[Dataset rows for apps and sites]
[Start of section]
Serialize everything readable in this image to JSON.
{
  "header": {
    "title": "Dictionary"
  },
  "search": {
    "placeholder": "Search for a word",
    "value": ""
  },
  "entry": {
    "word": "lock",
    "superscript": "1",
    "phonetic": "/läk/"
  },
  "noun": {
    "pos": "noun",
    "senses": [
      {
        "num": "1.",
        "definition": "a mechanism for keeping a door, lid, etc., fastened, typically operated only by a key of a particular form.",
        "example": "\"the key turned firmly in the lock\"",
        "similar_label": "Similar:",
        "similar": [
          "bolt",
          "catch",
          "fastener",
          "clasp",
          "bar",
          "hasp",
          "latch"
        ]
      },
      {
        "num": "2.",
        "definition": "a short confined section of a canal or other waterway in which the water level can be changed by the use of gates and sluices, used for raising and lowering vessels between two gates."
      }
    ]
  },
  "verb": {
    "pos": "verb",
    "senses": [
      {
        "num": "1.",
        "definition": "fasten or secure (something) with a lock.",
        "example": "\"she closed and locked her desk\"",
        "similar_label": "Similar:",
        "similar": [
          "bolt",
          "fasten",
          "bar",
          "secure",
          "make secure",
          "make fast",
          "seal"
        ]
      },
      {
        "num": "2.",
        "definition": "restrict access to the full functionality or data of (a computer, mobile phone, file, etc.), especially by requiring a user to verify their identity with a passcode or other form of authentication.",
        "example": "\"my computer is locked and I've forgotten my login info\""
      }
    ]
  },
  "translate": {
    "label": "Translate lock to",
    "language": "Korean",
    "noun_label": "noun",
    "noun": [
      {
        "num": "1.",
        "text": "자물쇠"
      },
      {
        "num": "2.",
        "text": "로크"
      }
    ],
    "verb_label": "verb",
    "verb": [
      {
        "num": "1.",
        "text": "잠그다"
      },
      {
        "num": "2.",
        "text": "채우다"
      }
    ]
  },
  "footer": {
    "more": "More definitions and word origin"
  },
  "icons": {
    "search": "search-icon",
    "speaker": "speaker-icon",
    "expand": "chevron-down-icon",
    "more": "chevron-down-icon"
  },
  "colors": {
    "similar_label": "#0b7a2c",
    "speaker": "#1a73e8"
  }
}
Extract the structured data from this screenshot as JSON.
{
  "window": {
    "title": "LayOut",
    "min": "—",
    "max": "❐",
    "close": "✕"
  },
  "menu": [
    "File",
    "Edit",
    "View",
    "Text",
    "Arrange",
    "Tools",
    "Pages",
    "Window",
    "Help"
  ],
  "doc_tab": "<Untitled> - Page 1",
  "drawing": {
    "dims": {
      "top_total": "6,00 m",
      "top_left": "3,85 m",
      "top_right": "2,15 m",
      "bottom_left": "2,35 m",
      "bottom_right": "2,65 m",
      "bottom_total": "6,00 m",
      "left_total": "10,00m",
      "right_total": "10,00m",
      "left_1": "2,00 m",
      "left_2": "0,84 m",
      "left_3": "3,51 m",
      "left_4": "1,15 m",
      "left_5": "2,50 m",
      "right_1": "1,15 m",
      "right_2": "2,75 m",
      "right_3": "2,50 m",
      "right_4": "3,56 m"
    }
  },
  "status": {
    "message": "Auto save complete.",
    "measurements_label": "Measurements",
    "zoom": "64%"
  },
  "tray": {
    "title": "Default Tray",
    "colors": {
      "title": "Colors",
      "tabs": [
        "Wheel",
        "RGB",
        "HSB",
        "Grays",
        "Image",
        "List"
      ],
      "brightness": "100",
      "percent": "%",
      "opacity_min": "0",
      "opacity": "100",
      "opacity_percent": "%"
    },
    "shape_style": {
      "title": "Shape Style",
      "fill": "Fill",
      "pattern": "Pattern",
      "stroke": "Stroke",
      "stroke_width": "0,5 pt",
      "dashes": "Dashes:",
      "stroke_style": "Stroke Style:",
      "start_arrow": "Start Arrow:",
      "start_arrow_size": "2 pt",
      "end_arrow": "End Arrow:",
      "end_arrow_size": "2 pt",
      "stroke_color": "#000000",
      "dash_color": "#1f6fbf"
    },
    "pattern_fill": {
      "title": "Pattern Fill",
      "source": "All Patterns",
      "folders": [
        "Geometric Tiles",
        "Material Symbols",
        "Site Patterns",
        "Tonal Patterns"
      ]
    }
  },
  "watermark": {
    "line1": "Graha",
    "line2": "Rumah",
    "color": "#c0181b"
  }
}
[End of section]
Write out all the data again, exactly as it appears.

Response area
Serialize everything readable in this image to JSON.
{
  "header": {
    "title": "Dictionary"
  },
  "search": {
    "placeholder": "Search for a word",
    "value": ""
  },
  "entry": {
    "word": "lock",
    "superscript": "1",
    "phonetic": "/läk/"
  },
  "noun": {
    "pos": "noun",
    "senses": [
      {
        "num": "1.",
        "definition": "a mechanism for keeping a door, lid, etc., fastened, typically operated only by a key of a particular form.",
        "example": "\"the key turned firmly in the lock\"",
        "similar_label": "Similar:",
        "similar": [
          "bolt",
          "catch",
          "fastener",
          "clasp",
          "bar",
          "hasp",
          "latch"
        ]
      },
      {
        "num": "2.",
        "definition": "a short confined section of a canal or other waterway in which the water level can be changed by the use of gates and sluices, used for raising and lowering vessels between two gates."
      }
    ]
  },
  "verb": {
    "pos": "verb",
    "senses": [
      {
        "num": "1.",
        "definition": "fasten or secure (something) with a lock.",
        "example": "\"she closed and locked her desk\"",
        "similar_label": "Similar:",
        "similar": [
          "bolt",
          "fasten",
          "bar",
          "secure",
          "make secure",
          "make fast",
          "seal"
        ]
      },
      {
        "num": "2.",
        "definition": "restrict access to the full functionality or data of (a computer, mobile phone, file, etc.), especially by requiring a user to verify their identity with a passcode or other form of authentication.",
        "example": "\"my computer is locked and I've forgotten my login info\""
      }
    ]
  },
  "translate": {
    "label": "Translate lock to",
    "language": "Korean",
    "noun_label": "noun",
    "noun": [
      {
        "num": "1.",
        "text": "자물쇠"
      },
      {
        "num": "2.",
        "text": "로크"
      }
    ],
    "verb_label": "verb",
    "verb": [
      {
        "num": "1.",
        "text": "잠그다"
      },
      {
        "num": "2.",
        "text": "채우다"
      }
    ]
  },
  "footer": {
    "more": "More definitions and word origin"
  },
  "icons": {
    "search": "search-icon",
    "speaker": "speaker-icon",
    "expand": "chevron-down-icon",
    "more": "chevron-down-icon"
  },
  "colors": {
    "similar_label": "#0b7a2c",
    "speaker": "#1a73e8"
  }
}
Extract the structured data from this screenshot as JSON.
{
  "window": {
    "title": "LayOut",
    "min": "—",
    "max": "❐",
    "close": "✕"
  },
  "menu": [
    "File",
    "Edit",
    "View",
    "Text",
    "Arrange",
    "Tools",
    "Pages",
    "Window",
    "Help"
  ],
  "doc_tab": "<Untitled> - Page 1",
  "drawing": {
    "dims": {
      "top_total": "6,00 m",
      "top_left": "3,85 m",
      "top_right": "2,15 m",
      "bottom_left": "2,35 m",
      "bottom_right": "2,65 m",
      "bottom_total": "6,00 m",
      "left_total": "10,00m",
      "right_total": "10,00m",
      "left_1": "2,00 m",
      "left_2": "0,84 m",
      "left_3": "3,51 m",
      "left_4": "1,15 m",
      "left_5": "2,50 m",
      "right_1": "1,15 m",
      "right_2": "2,75 m",
      "right_3": "2,50 m",
      "right_4": "3,56 m"
    }
  },
  "status": {
    "message": "Auto save complete.",
    "measurements_label": "Measurements",
    "zoom": "64%"
  },
  "tray": {
    "title": "Default Tray",
    "colors": {
      "title": "Colors",
      "tabs": [
        "Wheel",
        "RGB",
        "HSB",
        "Grays",
        "Image",
        "List"
      ],
      "brightness": "100",
      "percent": "%",
      "opacity_min": "0",
      "opacity": "100",
      "opacity_percent": "%"
    },
    "shape_style": {
      "title": "Shape Style",
      "fill": "Fill",
      "pattern": "Pattern",
      "stroke": "Stroke",
      "stroke_width": "0,5 pt",
      "dashes": "Dashes:",
      "stroke_style": "Stroke Style:",
      "start_arrow": "Start Arrow:",
      "start_arrow_size": "2 pt",
      "end_arrow": "End Arrow:",
      "end_arrow_size": "2 pt",
      "stroke_color": "#000000",
      "dash_color": "#1f6fbf"
    },
    "pattern_fill": {
      "title": "Pattern Fill",
      "source": "All Patterns",
      "folders": [
        "Geometric Tiles",
        "Material Symbols",
        "Site Patterns",
        "Tonal Patterns"
      ]
    }
  },
  "watermark": {
    "line1": "Graha",
    "line2": "Rumah",
    "color": "#c0181b"
  }
}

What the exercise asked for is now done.